Richie’s 1982 debut solo album, Lionel Richie, contained three hit singles: the US number-one song “Truly”, which continued the style of his ballads with the Commodores and launched his career as one of the most successful balladeers of the 1980s, and the top five hits “You Are” and “My Love”. The album hit No. 3 on the music charts and sold over 4 million copies.
His 1983 follow-up album, Can’t Slow Down, sold over twice as many copies and won two Grammy Awards, including Album of the Year, propelling him into the first rank of international superstars. The album contained the number-one hit “All Night Long” a Caribbean-flavored dance number that was promoted by a colorful music video produced by former Monkee Michael Nesmith. In 1984, he performed “All Night Long” at the closing ceremony of the XXIII Olympic Games in Los Angeles.
Several more Top 10 hits followed, the most successful of which was the ballad “Hello” (1984), a sentimental love song that showed how far he had moved from his R&B roots. Richie had three more top ten hits in 1984, “Stuck on You” (#3), “Running with the Night” (#7) and “Penny Lover” (#8), as well as writing & producing “Missing You” for former labelmate and duet partner Diana Ross (#10 Pop, #1 R&B).
In 1985, he wrote and performed “Say You, Say Me” for the film White Nights. The song won an Academy Award and reached No. 1 on the US charts, staying there for four weeks, making it the number-two song of 1986 according to Billboard’s Year-End Hot 100 chart, behind the charity single “That’s What Friends Are For” by Dionne and Friends. He also collaborated with Michael Jackson on the charity single “We Are the World” by USA for Africa, another number-one hit.

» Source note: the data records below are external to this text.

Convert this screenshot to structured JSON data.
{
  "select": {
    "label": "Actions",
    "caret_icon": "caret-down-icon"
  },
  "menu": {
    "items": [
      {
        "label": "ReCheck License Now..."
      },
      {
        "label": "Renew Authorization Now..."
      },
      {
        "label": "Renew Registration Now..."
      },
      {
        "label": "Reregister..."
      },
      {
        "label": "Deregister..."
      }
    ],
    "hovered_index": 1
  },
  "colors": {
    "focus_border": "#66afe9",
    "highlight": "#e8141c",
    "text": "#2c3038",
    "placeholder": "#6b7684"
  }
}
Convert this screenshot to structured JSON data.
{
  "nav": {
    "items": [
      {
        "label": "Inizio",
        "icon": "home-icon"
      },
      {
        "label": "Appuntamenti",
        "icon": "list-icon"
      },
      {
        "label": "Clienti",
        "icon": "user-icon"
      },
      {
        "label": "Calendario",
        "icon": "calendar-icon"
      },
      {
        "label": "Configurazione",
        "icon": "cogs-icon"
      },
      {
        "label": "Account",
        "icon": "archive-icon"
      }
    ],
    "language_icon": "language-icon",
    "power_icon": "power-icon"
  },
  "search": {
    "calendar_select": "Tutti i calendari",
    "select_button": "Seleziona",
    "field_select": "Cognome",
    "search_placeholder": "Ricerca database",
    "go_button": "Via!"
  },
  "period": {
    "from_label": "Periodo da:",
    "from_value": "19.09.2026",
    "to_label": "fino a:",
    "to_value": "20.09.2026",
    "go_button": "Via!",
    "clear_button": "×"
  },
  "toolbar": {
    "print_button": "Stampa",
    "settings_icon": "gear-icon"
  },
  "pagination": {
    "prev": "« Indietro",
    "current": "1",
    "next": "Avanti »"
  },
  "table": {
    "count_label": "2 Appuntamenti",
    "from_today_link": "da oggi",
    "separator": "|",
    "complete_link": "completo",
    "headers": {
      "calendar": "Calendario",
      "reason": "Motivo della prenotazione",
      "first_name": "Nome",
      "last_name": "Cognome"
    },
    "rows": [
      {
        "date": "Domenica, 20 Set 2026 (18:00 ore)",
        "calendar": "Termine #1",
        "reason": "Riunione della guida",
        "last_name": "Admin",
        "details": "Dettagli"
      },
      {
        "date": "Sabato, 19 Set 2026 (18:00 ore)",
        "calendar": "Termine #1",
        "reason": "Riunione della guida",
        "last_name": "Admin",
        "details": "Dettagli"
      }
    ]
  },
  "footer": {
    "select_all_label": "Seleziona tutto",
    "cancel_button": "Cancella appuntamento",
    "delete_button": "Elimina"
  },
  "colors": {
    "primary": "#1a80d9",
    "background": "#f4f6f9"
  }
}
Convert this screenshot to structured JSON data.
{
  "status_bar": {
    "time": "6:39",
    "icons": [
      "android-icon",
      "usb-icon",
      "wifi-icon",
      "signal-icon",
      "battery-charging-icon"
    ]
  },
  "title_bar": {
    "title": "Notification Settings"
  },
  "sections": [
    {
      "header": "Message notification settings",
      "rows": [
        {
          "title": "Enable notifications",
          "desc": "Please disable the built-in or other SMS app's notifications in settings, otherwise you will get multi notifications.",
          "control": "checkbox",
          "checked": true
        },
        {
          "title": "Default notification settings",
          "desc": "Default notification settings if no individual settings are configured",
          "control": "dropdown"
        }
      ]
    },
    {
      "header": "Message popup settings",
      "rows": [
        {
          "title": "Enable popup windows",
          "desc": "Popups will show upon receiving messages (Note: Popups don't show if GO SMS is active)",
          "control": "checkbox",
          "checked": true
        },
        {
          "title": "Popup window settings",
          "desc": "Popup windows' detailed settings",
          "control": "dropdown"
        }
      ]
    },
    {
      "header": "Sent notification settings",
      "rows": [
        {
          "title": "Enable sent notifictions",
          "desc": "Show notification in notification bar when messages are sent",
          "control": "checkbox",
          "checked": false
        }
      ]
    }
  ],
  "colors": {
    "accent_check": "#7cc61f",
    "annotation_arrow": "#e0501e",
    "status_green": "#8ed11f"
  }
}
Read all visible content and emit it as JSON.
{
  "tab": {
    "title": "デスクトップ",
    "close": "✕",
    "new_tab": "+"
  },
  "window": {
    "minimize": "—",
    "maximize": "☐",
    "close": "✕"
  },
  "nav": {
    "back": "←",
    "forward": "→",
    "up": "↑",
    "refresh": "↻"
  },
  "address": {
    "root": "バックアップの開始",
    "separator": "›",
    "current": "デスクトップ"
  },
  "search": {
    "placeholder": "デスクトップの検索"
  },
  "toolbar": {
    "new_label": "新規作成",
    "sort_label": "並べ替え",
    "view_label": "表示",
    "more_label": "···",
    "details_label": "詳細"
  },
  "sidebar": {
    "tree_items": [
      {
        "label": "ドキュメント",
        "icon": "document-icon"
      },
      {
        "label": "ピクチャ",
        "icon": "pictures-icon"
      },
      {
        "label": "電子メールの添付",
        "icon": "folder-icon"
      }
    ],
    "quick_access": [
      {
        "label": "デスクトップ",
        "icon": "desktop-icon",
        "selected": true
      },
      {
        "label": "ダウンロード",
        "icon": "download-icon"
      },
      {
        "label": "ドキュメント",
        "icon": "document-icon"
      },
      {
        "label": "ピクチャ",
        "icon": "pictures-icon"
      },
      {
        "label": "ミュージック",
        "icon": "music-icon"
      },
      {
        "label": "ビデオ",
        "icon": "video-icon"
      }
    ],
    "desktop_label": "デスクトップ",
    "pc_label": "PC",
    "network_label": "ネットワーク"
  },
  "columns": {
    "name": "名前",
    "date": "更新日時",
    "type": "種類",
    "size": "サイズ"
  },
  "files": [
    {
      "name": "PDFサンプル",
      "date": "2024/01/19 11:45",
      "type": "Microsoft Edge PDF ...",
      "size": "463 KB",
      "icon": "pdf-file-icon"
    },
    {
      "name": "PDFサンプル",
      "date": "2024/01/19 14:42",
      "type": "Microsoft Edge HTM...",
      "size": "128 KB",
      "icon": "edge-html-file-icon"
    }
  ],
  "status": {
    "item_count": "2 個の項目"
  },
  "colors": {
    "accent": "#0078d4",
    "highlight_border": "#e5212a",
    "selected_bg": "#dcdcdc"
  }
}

In 1986, Richie released Dancing on the Ceiling, his last widely popular album, which produced a run of five US and UK hits, “Say You, Say Me” (U.S. #1), “Dancing on the Ceiling” (U.S. #2), “Love Will Conquer All” (U.S. #9), “Ballerina Girl” (US #7), and “Se La” (U.S. #20). He made his return to recording and performing following the release of his first greatest-hits collection, Back to Front, in 1992.
On October 18, 1975, Richie married his college sweetheart, Brenda Harvey. In 1983, the couple informally adopted Nicole Camille Escovedo, the two-year-old daughter of one of the members of Lionel’s band, and niece of drummer Sheila E. They raised her as their daughter, Nicole Richie, and adopted her legally when she was nine years old.
In 1986, while still married to Harvey, Richie began a relationship with Diane Alexander. He later separated from Harvey, who in 1988 allegedly discovered Richie and Alexander together in a Beverly Hills hotel room by saying she was “room service.” Richie and Harvey divorced on August 9, 1993 after nearly 18 years of marriage. Richie married Diane Alexander on December 21, 1995.
They have a son, Miles Brockman (born May 27, 1994), and a daughter, Sofia Richie (born August 24, 1998). The marriage ended in 2004.
Richie became a grandfather in 2008 when Nicole Richie gave birth to a baby girl with the lead singer of Good Charlotte, Joel Madden. Richie’s second grandchild was born to the couple in 2009.